* [Instructions for the task]:
Show every line of the material that follows in which the word "flag" occurs.

* [Records for the exercise]:
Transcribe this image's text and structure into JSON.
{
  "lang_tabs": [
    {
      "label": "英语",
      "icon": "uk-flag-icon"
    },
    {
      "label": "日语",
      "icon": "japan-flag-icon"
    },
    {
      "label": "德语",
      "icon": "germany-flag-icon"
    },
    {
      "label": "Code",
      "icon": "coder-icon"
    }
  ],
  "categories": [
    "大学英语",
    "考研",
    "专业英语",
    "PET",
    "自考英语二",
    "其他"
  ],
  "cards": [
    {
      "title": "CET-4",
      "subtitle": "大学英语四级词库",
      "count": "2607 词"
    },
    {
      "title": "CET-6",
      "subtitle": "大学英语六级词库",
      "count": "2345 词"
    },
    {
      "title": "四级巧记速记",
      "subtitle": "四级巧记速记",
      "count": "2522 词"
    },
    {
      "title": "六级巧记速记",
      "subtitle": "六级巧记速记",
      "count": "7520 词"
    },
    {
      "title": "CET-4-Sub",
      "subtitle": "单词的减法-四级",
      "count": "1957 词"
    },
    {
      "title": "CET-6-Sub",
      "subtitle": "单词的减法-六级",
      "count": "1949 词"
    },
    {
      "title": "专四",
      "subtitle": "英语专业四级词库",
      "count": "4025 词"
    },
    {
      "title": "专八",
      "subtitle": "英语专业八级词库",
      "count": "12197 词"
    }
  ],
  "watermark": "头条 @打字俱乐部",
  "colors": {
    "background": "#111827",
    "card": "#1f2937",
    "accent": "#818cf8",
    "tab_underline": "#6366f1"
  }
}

* [Written answer]:
      "icon": "uk-flag-icon"
      "icon": "japan-flag-icon"
      "icon": "germany-flag-icon"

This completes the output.